The not-for-profit lawyer category was stacked with worthy candidates at this year’s Corporate Counsel Awards, but with only one winner to be crowned, an entirely deserving general counsel, Katrin O’Sullivan, took out the top spot.
Lawyers Weekly spoke with Katrin about her award, the need for pro bono, her career in the not-for-profit sector, and the “enormous task” still ahead for the Fred Hollows Foundation, where the lawyer has spent almost eight years conducting international humanitarian-type work.
First of all, congratulations on the award! How did you enjoy the night and what was your reaction on winning?
Thank you! I was very humbled to be nominated, let alone win the inaugural LawyersWeekly Not for Profit Lawyer of the Year award at the “Oscars” of the legal profession, especially given the outstanding calibre of the finalists. What an incredible night!
Can you give us a bit of an idea of your legal career to date?
I have spent the majority of my career as a lawyer in the not-for-profit sector, starting at the German Foreign Office, followed by working for the International Organisation for Migration and then four years with the United Nations based in Geneva, New York, Jakarta and Dubai, with field work in challenging countries including Sudan and Afghanistan. I have spent the last seven years as general counsel for The Fred Hollows Foundation.
What are some of the unique challenges you face as a General Counsel in the NFP sector?
The NFP sector couldn’t function effectively if we had to pay for all of the legal resources we need.

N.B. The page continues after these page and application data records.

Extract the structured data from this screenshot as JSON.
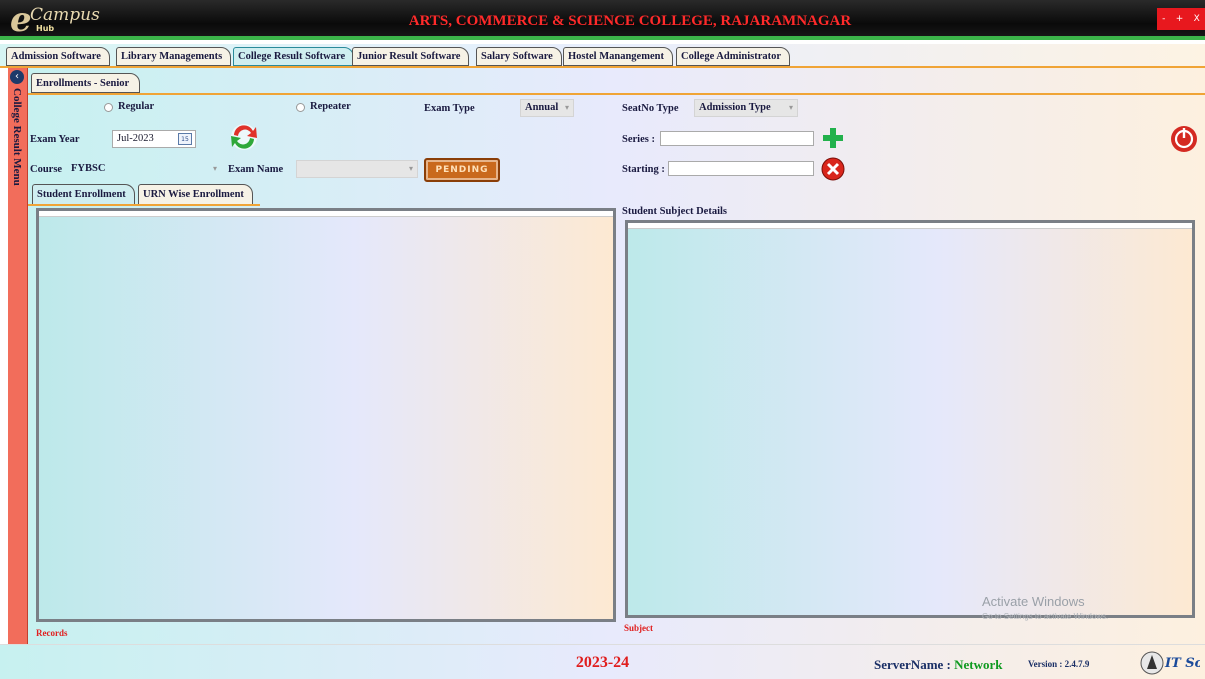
{
  "app": {
    "logo_text": "Campus",
    "logo_e": "e",
    "logo_sub": "Hub",
    "college_title": "ARTS, COMMERCE & SCIENCE COLLEGE, RAJARAMNAGAR",
    "window_controls": [
      "-",
      "+",
      "X"
    ]
  },
  "module_tabs": [
    {
      "label": "Admission Software",
      "active": false
    },
    {
      "label": "Library Managements",
      "active": false
    },
    {
      "label": "College Result Software",
      "active": true
    },
    {
      "label": "Junior Result Software",
      "active": false
    },
    {
      "label": "Salary Software",
      "active": false
    },
    {
      "label": "Hostel Manangement",
      "active": false
    },
    {
      "label": "College Administrator",
      "active": false
    }
  ],
  "sidebar": {
    "label": "College Result Menu",
    "collapse_icon": "chevron-left-icon"
  },
  "sub_tab": "Enrollments - Senior",
  "form": {
    "regular_label": "Regular",
    "repeater_label": "Repeater",
    "exam_type_label": "Exam Type",
    "exam_type_value": "Annual",
    "seatno_type_label": "SeatNo Type",
    "seatno_type_value": "Admission Type",
    "exam_year_label": "Exam Year",
    "exam_year_value": "Jul-2023",
    "calendar_day": "15",
    "series_label": "Series :",
    "starting_label": "Starting :",
    "course_label": "Course",
    "course_value": "FYBSC",
    "exam_name_label": "Exam Name",
    "exam_name_value": "",
    "pending_label": "PENDING"
  },
  "enrollment_tabs": [
    {
      "label": "Student Enrollment",
      "active": true
    },
    {
      "label": "URN Wise Enrollment",
      "active": false
    }
  ],
  "panels": {
    "right_title": "Student Subject Details",
    "left_footer": "Records",
    "right_footer": "Subject"
  },
  "watermark": {
    "title": "Activate Windows",
    "subtitle": "Go to Settings to activate Windows."
  },
  "status": {
    "session": "2023-24",
    "server_label": "ServerName : ",
    "server_value": "Network",
    "version": "Version : 2.4.7.9",
    "brand": "IT Soft"
  },
  "colors": {
    "title_red": "#ff2a2a",
    "accent_orange": "#f0a436",
    "sidebar": "#f26d5b",
    "add_green": "#22b14c",
    "close_red": "#d9261c"
  }
}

Fortunately, so many members of the profession generously donate their time to do pro bono work for the NFP sector. I enjoy the challenge of finding the right pro bono partners and developing great relationships with them.
We operate in over 25 countries, from the US to Ethiopia, so it is a challenge to provide speedy and effective advice on complex matters across so many different jurisdictions, to ensure that we help as many people as possible to keep or regain their sight.
What have been some of your greatest achievements in the last twelve months?
I was proud to help implement two of the foundation’s flagship programmes. The first is a complex, multijurisdictional social enterprise that aims to set up eye surgery centres in some of the world’s neediest communities. The second is a development impact bond that will finance thousands of cataract operations in Cameroon. These programmes feature cutting edge funding models that blend traditional notions of not for profit “charity” with an investment that also returns a profit to investors. Last year, we also set up operations in India, where it is estimated that up to 15 million people are blind who need not be.
I was also excited to be involved in setting up the foundation’s operations in the United States. This culminated in a hugely successful gala fundraising event in Hollywood, co-chaired by Joel Edgerton and Leonardo DiCaprio with many “A-List” celebrities attending, including Al Pacino, Chris Pine, Kate Beckinsale, Paris Hilton, Seal and Rob Pattinson.
What do you foresee as changing or affecting the NFP sector in the next 12 months?
The sector has undergone significant regulatory change in the past 12 months. It will need to adapt to these changes and ensure compliance with the new legislation.
What are some of the upcoming challenges facing the Fred Hollows Foundation and what do you think your involvement will be in navigating them?
The foundation has already done a fantastic job in preserving or restoring the vision of millions of people around the world. However, there are still 36 million people who are blind and a further 217 million who experience moderate to severe vision loss, so we still have an enormous task to complete before we eradicate preventable blindness. I am privileged to be part of furthering the foundation’s inspirational vision to bring the joy of vision to everyone.
Is there anything else you would like to add?
When I was growing up in East Berlin, surrounded by walls, the human rights of our entire nation were repressed, so it was illegal even to travel without permission. I couldn’t dare to dream that I would have a career in international humanitarian work that would take me all over the world. It was inconceivable that I would end up becoming an Australian citizen and winning such a prestigious award on the other side of the world. My career has given me many extraordinary experiences but one of the greatest highlights so far would have to be being named as the inaugural LawyersWeekly Not for Profit Lawyer of the Year!
Find the full list of award winners here.